**WHAT THE TASK REQUIRES**
Retype the entries in full, exactly.

======== TASK INPUT ========

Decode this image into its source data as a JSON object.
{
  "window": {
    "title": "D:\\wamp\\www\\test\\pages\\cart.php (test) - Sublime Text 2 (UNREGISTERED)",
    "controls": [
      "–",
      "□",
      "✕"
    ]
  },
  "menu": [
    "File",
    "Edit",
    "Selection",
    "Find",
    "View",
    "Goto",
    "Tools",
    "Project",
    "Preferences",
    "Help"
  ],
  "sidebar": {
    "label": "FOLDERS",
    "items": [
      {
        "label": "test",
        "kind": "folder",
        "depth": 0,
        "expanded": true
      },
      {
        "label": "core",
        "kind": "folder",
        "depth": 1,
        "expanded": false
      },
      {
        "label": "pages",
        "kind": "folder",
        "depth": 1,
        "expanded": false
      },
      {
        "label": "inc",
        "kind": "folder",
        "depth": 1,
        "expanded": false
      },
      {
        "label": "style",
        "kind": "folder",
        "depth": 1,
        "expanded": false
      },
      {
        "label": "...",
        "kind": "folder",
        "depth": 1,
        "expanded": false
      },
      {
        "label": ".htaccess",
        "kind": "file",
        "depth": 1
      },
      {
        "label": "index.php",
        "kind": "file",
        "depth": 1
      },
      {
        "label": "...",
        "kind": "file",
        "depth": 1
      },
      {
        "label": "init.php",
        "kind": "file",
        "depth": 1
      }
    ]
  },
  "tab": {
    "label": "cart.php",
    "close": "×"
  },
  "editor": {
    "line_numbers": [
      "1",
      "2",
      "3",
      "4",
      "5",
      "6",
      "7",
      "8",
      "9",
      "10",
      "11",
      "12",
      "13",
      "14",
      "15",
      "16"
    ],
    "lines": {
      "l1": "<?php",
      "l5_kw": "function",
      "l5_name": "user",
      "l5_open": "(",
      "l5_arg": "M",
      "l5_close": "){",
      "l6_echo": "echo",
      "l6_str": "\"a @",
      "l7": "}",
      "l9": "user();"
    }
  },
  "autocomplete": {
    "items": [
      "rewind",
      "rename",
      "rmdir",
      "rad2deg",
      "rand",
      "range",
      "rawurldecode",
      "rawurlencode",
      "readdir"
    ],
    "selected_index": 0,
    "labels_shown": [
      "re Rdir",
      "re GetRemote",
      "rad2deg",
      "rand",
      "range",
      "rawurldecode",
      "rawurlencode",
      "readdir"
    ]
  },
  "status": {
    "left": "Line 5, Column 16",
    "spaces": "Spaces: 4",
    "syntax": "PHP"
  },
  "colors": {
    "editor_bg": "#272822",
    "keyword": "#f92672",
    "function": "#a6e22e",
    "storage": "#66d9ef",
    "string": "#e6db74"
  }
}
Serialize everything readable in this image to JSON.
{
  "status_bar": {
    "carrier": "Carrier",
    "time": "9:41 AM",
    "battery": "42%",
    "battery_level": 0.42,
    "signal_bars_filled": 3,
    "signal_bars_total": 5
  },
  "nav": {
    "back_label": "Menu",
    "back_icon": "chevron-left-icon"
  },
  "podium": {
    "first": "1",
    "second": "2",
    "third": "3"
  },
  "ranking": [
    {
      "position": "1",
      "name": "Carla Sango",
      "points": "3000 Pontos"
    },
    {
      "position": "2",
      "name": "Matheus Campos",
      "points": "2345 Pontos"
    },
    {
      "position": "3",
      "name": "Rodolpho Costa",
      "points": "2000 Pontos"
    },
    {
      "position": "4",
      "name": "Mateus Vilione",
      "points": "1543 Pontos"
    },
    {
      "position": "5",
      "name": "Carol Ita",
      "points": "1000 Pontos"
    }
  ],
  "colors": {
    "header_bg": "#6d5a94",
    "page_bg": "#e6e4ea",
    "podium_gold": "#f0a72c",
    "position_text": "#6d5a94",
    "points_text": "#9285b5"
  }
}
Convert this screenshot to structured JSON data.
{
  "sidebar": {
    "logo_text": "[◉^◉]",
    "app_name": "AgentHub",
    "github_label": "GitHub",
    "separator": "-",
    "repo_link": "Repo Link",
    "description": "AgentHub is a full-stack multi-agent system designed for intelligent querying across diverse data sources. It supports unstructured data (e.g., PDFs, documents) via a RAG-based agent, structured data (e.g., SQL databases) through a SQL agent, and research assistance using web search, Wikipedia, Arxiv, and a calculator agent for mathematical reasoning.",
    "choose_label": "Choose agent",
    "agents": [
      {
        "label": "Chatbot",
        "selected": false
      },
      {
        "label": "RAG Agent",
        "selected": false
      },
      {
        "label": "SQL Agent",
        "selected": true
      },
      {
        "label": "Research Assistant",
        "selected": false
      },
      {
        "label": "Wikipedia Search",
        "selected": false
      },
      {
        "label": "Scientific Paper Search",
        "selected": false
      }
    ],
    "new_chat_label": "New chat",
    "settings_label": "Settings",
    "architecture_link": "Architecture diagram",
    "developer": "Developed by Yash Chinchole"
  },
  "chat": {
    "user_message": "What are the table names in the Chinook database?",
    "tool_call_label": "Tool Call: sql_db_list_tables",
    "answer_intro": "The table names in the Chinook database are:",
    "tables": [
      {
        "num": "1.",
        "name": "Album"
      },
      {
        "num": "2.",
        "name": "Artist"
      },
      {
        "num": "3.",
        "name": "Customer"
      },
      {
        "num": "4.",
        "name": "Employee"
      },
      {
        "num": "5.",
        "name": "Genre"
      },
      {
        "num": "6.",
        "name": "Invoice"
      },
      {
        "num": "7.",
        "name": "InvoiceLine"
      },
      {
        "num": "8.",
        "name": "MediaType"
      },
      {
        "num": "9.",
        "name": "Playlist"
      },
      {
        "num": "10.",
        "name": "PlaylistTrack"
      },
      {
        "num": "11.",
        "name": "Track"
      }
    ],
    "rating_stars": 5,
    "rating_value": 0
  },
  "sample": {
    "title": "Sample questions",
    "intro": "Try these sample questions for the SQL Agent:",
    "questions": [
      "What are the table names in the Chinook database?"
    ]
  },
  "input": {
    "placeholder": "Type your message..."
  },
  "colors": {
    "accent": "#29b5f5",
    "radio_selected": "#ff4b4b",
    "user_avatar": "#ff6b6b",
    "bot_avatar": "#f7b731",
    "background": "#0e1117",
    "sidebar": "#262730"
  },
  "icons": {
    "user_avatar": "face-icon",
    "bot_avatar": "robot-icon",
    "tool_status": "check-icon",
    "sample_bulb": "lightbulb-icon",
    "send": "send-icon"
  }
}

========

**OUTPUT BELOW**
Decode this image into its source data as a JSON object.
{
  "window": {
    "title": "D:\\wamp\\www\\test\\pages\\cart.php (test) - Sublime Text 2 (UNREGISTERED)",
    "controls": [
      "–",
      "□",
      "✕"
    ]
  },
  "menu": [
    "File",
    "Edit",
    "Selection",
    "Find",
    "View",
    "Goto",
    "Tools",
    "Project",
    "Preferences",
    "Help"
  ],
  "sidebar": {
    "label": "FOLDERS",
    "items": [
      {
        "label": "test",
        "kind": "folder",
        "depth": 0,
        "expanded": true
      },
      {
        "label": "core",
        "kind": "folder",
        "depth": 1,
        "expanded": false
      },
      {
        "label": "pages",
        "kind": "folder",
        "depth": 1,
        "expanded": false
      },
      {
        "label": "inc",
        "kind": "folder",
        "depth": 1,
        "expanded": false
      },
      {
        "label": "style",
        "kind": "folder",
        "depth": 1,
        "expanded": false
      },
      {
        "label": "...",
        "kind": "folder",
        "depth": 1,
        "expanded": false
      },
      {
        "label": ".htaccess",
        "kind": "file",
        "depth": 1
      },
      {
        "label": "index.php",
        "kind": "file",
        "depth": 1
      },
      {
        "label": "...",
        "kind": "file",
        "depth": 1
      },
      {
        "label": "init.php",
        "kind": "file",
        "depth": 1
      }
    ]
  },
  "tab": {
    "label": "cart.php",
    "close": "×"
  },
  "editor": {
    "line_numbers": [
      "1",
      "2",
      "3",
      "4",
      "5",
      "6",
      "7",
      "8",
      "9",
      "10",
      "11",
      "12",
      "13",
      "14",
      "15",
      "16"
    ],
    "lines": {
      "l1": "<?php",
      "l5_kw": "function",
      "l5_name": "user",
      "l5_open": "(",
      "l5_arg": "M",
      "l5_close": "){",
      "l6_echo": "echo",
      "l6_str": "\"a @",
      "l7": "}",
      "l9": "user();"
    }
  },
  "autocomplete": {
    "items": [
      "rewind",
      "rename",
      "rmdir",
      "rad2deg",
      "rand",
      "range",
      "rawurldecode",
      "rawurlencode",
      "readdir"
    ],
    "selected_index": 0,
    "labels_shown": [
      "re Rdir",
      "re GetRemote",
      "rad2deg",
      "rand",
      "range",
      "rawurldecode",
      "rawurlencode",
      "readdir"
    ]
  },
  "status": {
    "left": "Line 5, Column 16",
    "spaces": "Spaces: 4",
    "syntax": "PHP"
  },
  "colors": {
    "editor_bg": "#272822",
    "keyword": "#f92672",
    "function": "#a6e22e",
    "storage": "#66d9ef",
    "string": "#e6db74"
  }
}
Serialize everything readable in this image to JSON.
{
  "status_bar": {
    "carrier": "Carrier",
    "time": "9:41 AM",
    "battery": "42%",
    "battery_level": 0.42,
    "signal_bars_filled": 3,
    "signal_bars_total": 5
  },
  "nav": {
    "back_label": "Menu",
    "back_icon": "chevron-left-icon"
  },
  "podium": {
    "first": "1",
    "second": "2",
    "third": "3"
  },
  "ranking": [
    {
      "position": "1",
      "name": "Carla Sango",
      "points": "3000 Pontos"
    },
    {
      "position": "2",
      "name": "Matheus Campos",
      "points": "2345 Pontos"
    },
    {
      "position": "3",
      "name": "Rodolpho Costa",
      "points": "2000 Pontos"
    },
    {
      "position": "4",
      "name": "Mateus Vilione",
      "points": "1543 Pontos"
    },
    {
      "position": "5",
      "name": "Carol Ita",
      "points": "1000 Pontos"
    }
  ],
  "colors": {
    "header_bg": "#6d5a94",
    "page_bg": "#e6e4ea",
    "podium_gold": "#f0a72c",
    "position_text": "#6d5a94",
    "points_text": "#9285b5"
  }
}
Convert this screenshot to structured JSON data.
{
  "sidebar": {
    "logo_text": "[◉^◉]",
    "app_name": "AgentHub",
    "github_label": "GitHub",
    "separator": "-",
    "repo_link": "Repo Link",
    "description": "AgentHub is a full-stack multi-agent system designed for intelligent querying across diverse data sources. It supports unstructured data (e.g., PDFs, documents) via a RAG-based agent, structured data (e.g., SQL databases) through a SQL agent, and research assistance using web search, Wikipedia, Arxiv, and a calculator agent for mathematical reasoning.",
    "choose_label": "Choose agent",
    "agents": [
      {
        "label": "Chatbot",
        "selected": false
      },
      {
        "label": "RAG Agent",
        "selected": false
      },
      {
        "label": "SQL Agent",
        "selected": true
      },
      {
        "label": "Research Assistant",
        "selected": false
      },
      {
        "label": "Wikipedia Search",
        "selected": false
      },
      {
        "label": "Scientific Paper Search",
        "selected": false
      }
    ],
    "new_chat_label": "New chat",
    "settings_label": "Settings",
    "architecture_link": "Architecture diagram",
    "developer": "Developed by Yash Chinchole"
  },
  "chat": {
    "user_message": "What are the table names in the Chinook database?",
    "tool_call_label": "Tool Call: sql_db_list_tables",
    "answer_intro": "The table names in the Chinook database are:",
    "tables": [
      {
        "num": "1.",
        "name": "Album"
      },
      {
        "num": "2.",
        "name": "Artist"
      },
      {
        "num": "3.",
        "name": "Customer"
      },
      {
        "num": "4.",
        "name": "Employee"
      },
      {
        "num": "5.",
        "name": "Genre"
      },
      {
        "num": "6.",
        "name": "Invoice"
      },
      {
        "num": "7.",
        "name": "InvoiceLine"
      },
      {
        "num": "8.",
        "name": "MediaType"
      },
      {
        "num": "9.",
        "name": "Playlist"
      },
      {
        "num": "10.",
        "name": "PlaylistTrack"
      },
      {
        "num": "11.",
        "name": "Track"
      }
    ],
    "rating_stars": 5,
    "rating_value": 0
  },
  "sample": {
    "title": "Sample questions",
    "intro": "Try these sample questions for the SQL Agent:",
    "questions": [
      "What are the table names in the Chinook database?"
    ]
  },
  "input": {
    "placeholder": "Type your message..."
  },
  "colors": {
    "accent": "#29b5f5",
    "radio_selected": "#ff4b4b",
    "user_avatar": "#ff6b6b",
    "bot_avatar": "#f7b731",
    "background": "#0e1117",
    "sidebar": "#262730"
  },
  "icons": {
    "user_avatar": "face-icon",
    "bot_avatar": "robot-icon",
    "tool_status": "check-icon",
    "sample_bulb": "lightbulb-icon",
    "send": "send-icon"
  }
}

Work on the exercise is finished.